From The American Prospect (April 7, 2010):
As most fifth graders know, the Civil War was NOT fought over any slavery issue. It was fought for State’s Rights.
From The Washington Post (April 7, 2010):
Some of you…need a Confederacy month since you obviously don’t have a clue about the reasons behind the Civil War. The war was really about State’s Rights and Northern aggression. Slavery was a very small part of it.
From the Civilization Fanatics Forum (May 21, 2005):
The stars and bars isn’t about hatred. It isn’t about slavery. I live in the south. It stands for a war we fought for state’s rights, not slavery.
And again from The Washington Post (April 8, 2010)
[Virginia Governor Robert] McDonnell does support liberty and the right not to be intruded on by the Federal Gov’t. which the South fought for, state’s rights and independence.
Like any lie, it is comforting, it is intoxicating, and it is also 100% dead-wrong.
The reason I can state for a fact that the South did not fight for state’s rights is because 150 years today, the first state to secede from the Union, South Carolina, listed the reason it was leaving.
One hundred and fifty years ago today, the state of South Carolina adopted its Declaration of Causes as to why it was seceding from the Union.
While you click on the link and read the document itself, I’ll wait…..
I hope you took notice of the fact that the main reason South Carolina gave for leaving the Union was the fact that the federal government was not doing its job in enforcing Section 2 of Article IV of the United States Constitution which stated:
No person held to service or labor in one State, under the laws thereof, escaping into another, shall, in consequence of any law or regulation therein, be discharged from such service or labor, but shall be delivered up, on claim of the party to whom such service or labor may be due.
South Carolina, according to the Declaration, is upset that several states have passed laws that either nullify this portion of the Constitution or either do not do enough to return fugitive slaves to their owners.
What else have the non-slave States done that so irked South Carolina? Again, let’s go to the Declaration and see…:
Those States have assume the right of deciding upon the propriety of our domestic institutions; and have denied the rights of property established in fifteen of the States and recognized by the Constitution; they have denounced as sinful the institution of slavery; they have permitted open establishment among them of societies, whose avowed object is to disturb the peace and to eloign the property of the citizens of other States. They have encouraged and assisted thousands of our slaves to leave their homes; and those who remain, have been incited by emissaries, books and pictures to servile insurrection.
It’s all about their “domestic institutions” and “rights of property”, which are fancy words for the “institution of slavery”.
Fascinating, isn’t it?
South Carolina is actually arguing against state’s rights.
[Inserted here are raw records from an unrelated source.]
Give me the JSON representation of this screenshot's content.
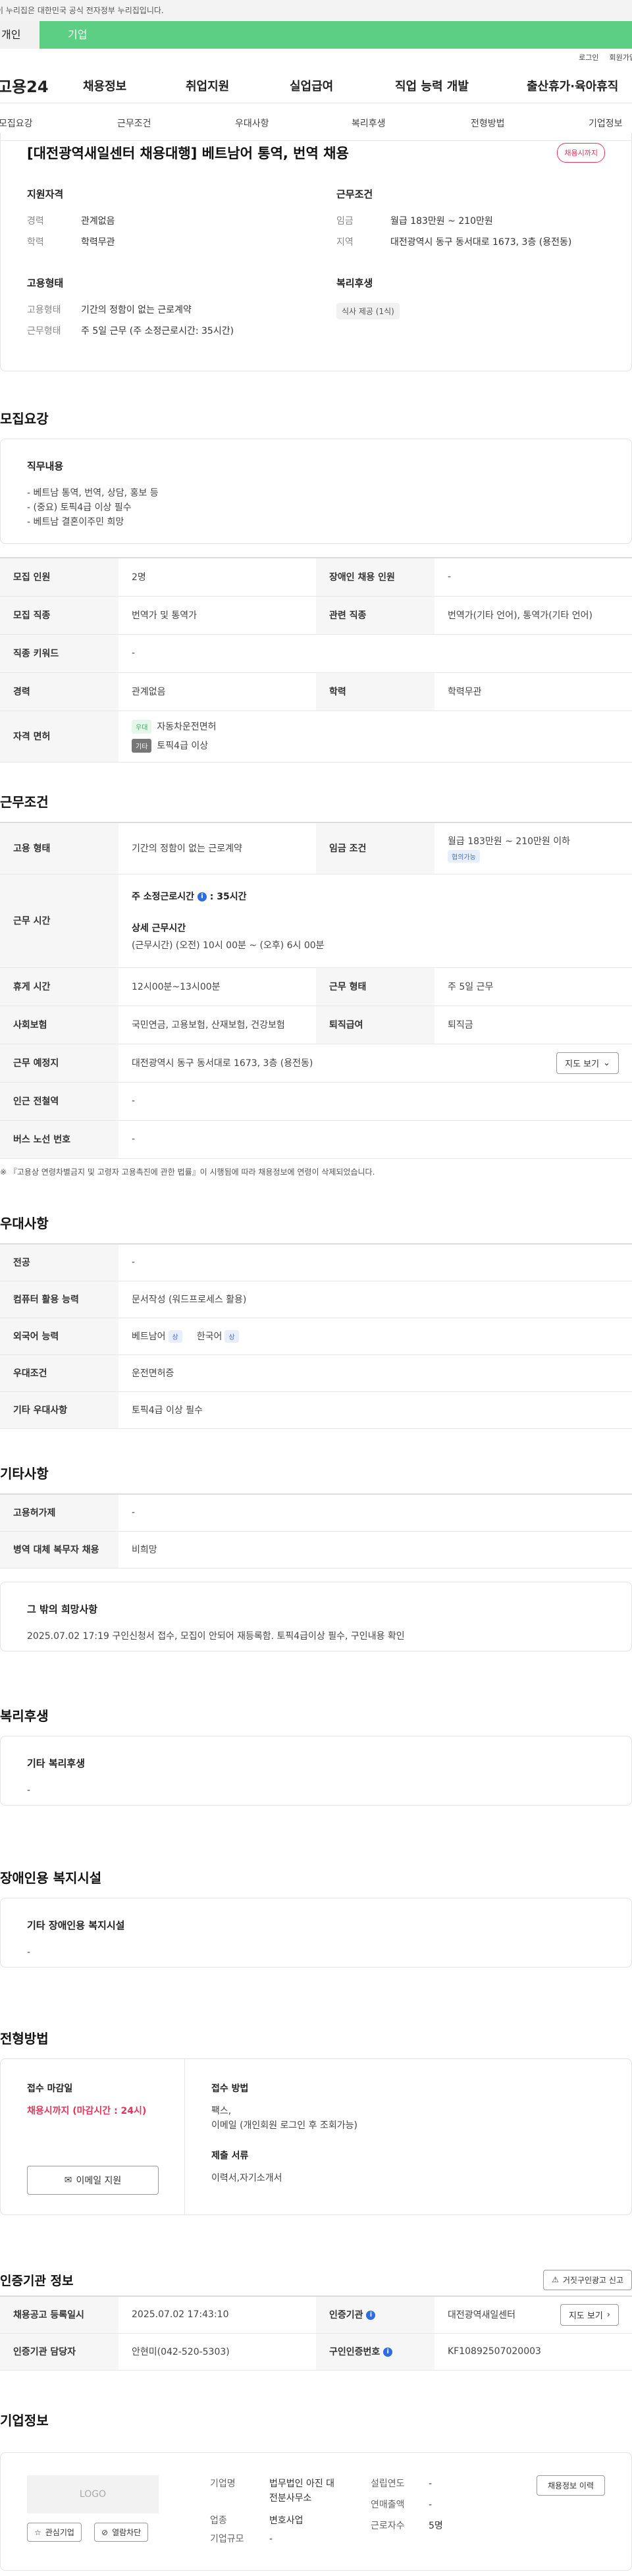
{
  "gov_banner": "이 누리집은 대한민국 공식 전자정부 누리집입니다.",
  "user_tabs": {
    "individual": "개인",
    "enterprise": "기업"
  },
  "util_links": [
    "로그인",
    "회원가입"
  ],
  "gnb": {
    "logo": "고용24",
    "items": [
      "채용정보",
      "취업지원",
      "실업급여",
      "직업 능력 개발",
      "출산휴가·육아휴직"
    ]
  },
  "anchor_tabs": [
    "모집요강",
    "근무조건",
    "우대사항",
    "복리후생",
    "전형방법",
    "기업정보"
  ],
  "summary": {
    "title": "[대전광역새일센터 채용대행] 베트남어 통역, 번역 채용",
    "badge": "채용시까지",
    "qual_head": "지원자격",
    "career_k": "경력",
    "career_v": "관계없음",
    "edu_k": "학력",
    "edu_v": "학력무관",
    "emp_head": "고용형태",
    "emptype_k": "고용형태",
    "emptype_v": "기간의 정함이 없는 근로계약",
    "worktype_k": "근무형태",
    "worktype_v": "주 5일 근무 (주 소정근로시간: 35시간)",
    "cond_head": "근무조건",
    "wage_k": "임금",
    "wage_v": "월급 183만원 ~ 210만원",
    "region_k": "지역",
    "region_v": "대전광역시 동구 동서대로 1673, 3층 (용전동)",
    "welfare_head": "복리후생",
    "welfare_pill": "식사 제공 (1식)"
  },
  "recruit": {
    "section": "모집요강",
    "duty_head": "직무내용",
    "duty_lines": [
      "- 베트남 통역, 번역, 상담, 홍보 등",
      "- (중요) 토픽4급 이상 필수",
      "- 베트남 결혼이주민 희망"
    ],
    "rows": {
      "count_k": "모집 인원",
      "count_v": "2명",
      "disabled_k": "장애인 채용 인원",
      "disabled_v": "-",
      "job_k": "모집 직종",
      "job_v": "번역가 및 통역가",
      "related_k": "관련 직종",
      "related_v": "번역가(기타 언어), 통역가(기타 언어)",
      "kw_k": "직종 키워드",
      "kw_v": "-",
      "career_k": "경력",
      "career_v": "관계없음",
      "edu_k": "학력",
      "edu_v": "학력무관",
      "lic_k": "자격 면허",
      "lic1_tag": "우대",
      "lic1_v": "자동차운전면허",
      "lic2_tag": "기타",
      "lic2_v": "토픽4급 이상"
    }
  },
  "work": {
    "section": "근무조건",
    "emptype_k": "고용 형태",
    "emptype_v": "기간의 정함이 없는 근로계약",
    "wage_k": "임금 조건",
    "wage_v": "월급 183만원 ~ 210만원 이하",
    "wage_tag": "협의가능",
    "hours_k": "근무 시간",
    "hours_l1a": "주 소정근로시간",
    "hours_l1b": ": 35시간",
    "hours_l2": "상세 근무시간",
    "hours_l3": "(근무시간) (오전) 10시 00분 ~ (오후) 6시 00분",
    "rest_k": "휴게 시간",
    "rest_v": "12시00분~13시00분",
    "form_k": "근무 형태",
    "form_v": "주 5일 근무",
    "ins_k": "사회보험",
    "ins_v": "국민연금, 고용보험, 산재보험, 건강보험",
    "retire_k": "퇴직급여",
    "retire_v": "퇴직금",
    "place_k": "근무 예정지",
    "place_v": "대전광역시 동구 동서대로 1673, 3층 (용전동)",
    "map_btn": "지도 보기",
    "subway_k": "인근 전철역",
    "subway_v": "-",
    "bus_k": "버스 노선 번호",
    "bus_v": "-",
    "note": "※ 『고용상 연령차별금지 및 고령자 고용촉진에 관한 법률』이 시행됨에 따라 채용정보에 연령이 삭제되었습니다."
  },
  "pref": {
    "section": "우대사항",
    "major_k": "전공",
    "major_v": "-",
    "pc_k": "컴퓨터 활용 능력",
    "pc_v": "문서작성 (워드프로세스 활용)",
    "lang_k": "외국어 능력",
    "lang1": "베트남어",
    "lang2": "한국어",
    "lang_tag": "상",
    "cond_k": "우대조건",
    "cond_v": "운전면허증",
    "etc_k": "기타 우대사항",
    "etc_v": "토픽4급 이상 필수"
  },
  "etc": {
    "section": "기타사항",
    "permit_k": "고용허가제",
    "permit_v": "-",
    "army_k": "병역 대체 복무자 채용",
    "army_v": "비희망",
    "hope_head": "그 밖의 희망사항",
    "hope_v": "2025.07.02 17:19 구인신청서 접수, 모집이 안되어 재등록함. 토픽4급이상 필수, 구인내용 확인"
  },
  "welfare": {
    "section": "복리후생",
    "head": "기타 복리후생",
    "v": "-"
  },
  "disabled": {
    "section": "장애인용 복지시설",
    "head": "기타 장애인용 복지시설",
    "v": "-"
  },
  "process": {
    "section": "전형방법",
    "deadline_head": "접수 마감일",
    "deadline_v": "채용시까지 (마감시간 : 24시)",
    "email_btn": "이메일 지원",
    "method_head": "접수 방법",
    "method_l1": "팩스,",
    "method_l2": "이메일 (개인회원 로그인 후 조회가능)",
    "docs_head": "제출 서류",
    "docs_v": "이력서,자기소개서"
  },
  "cert": {
    "section": "인증기관 정보",
    "report_btn": "거짓구인광고 신고",
    "reg_k": "채용공고 등록일시",
    "reg_v": "2025.07.02 17:43:10",
    "org_k": "인증기관",
    "org_v": "대전광역새일센터",
    "map_btn": "지도 보기",
    "mgr_k": "인증기관 담당자",
    "mgr_v": "안현미(042-520-5303)",
    "no_k": "구인인증번호",
    "no_v": "KF10892507020003"
  },
  "company": {
    "section": "기업정보",
    "logo_text": "LOGO",
    "fav_btn": "관심기업",
    "block_btn": "열람차단",
    "name_k": "기업명",
    "name_v1": "법무법인 아진 대",
    "name_v2": "전분사무소",
    "industry_k": "업종",
    "industry_v": "변호사업",
    "scale_k": "기업규모",
    "scale_v": "-",
    "year_k": "설립연도",
    "year_v": "-",
    "sales_k": "연매출액",
    "sales_v": "-",
    "staff_k": "근로자수",
    "staff_v": "5명",
    "hist_btn": "채용정보 이력"
  }
}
Several Northern states are doing what they feel is right in attempting to curb the practice of slavery, even if it means going against the U.S. Constitution, and South Carolina is upset that the federal government is not doing enough to rein in these wayward states.
Equally fascinating to note that the main gripe of South Carolina is all about slavery and how the Northern states have not done enough to return fugitive slaves.
So, in their own words, the people of South Carolina assert that they seceded because of slavery and not for state’s rights. In fact, South Carolina was fighting against the rights of states as they wanted the federal government to do more to stop the non-slave states from passing and enacting laws that contravened Section 2 of Article IV.
So, next time you hear some pundit, on-line commenter, or yuckster in your office tell you how the South fought for state’s rights, just point them to the actual Declaration by South Carolina, and then ever so politely, tell them they fell for a 150-year-old lie.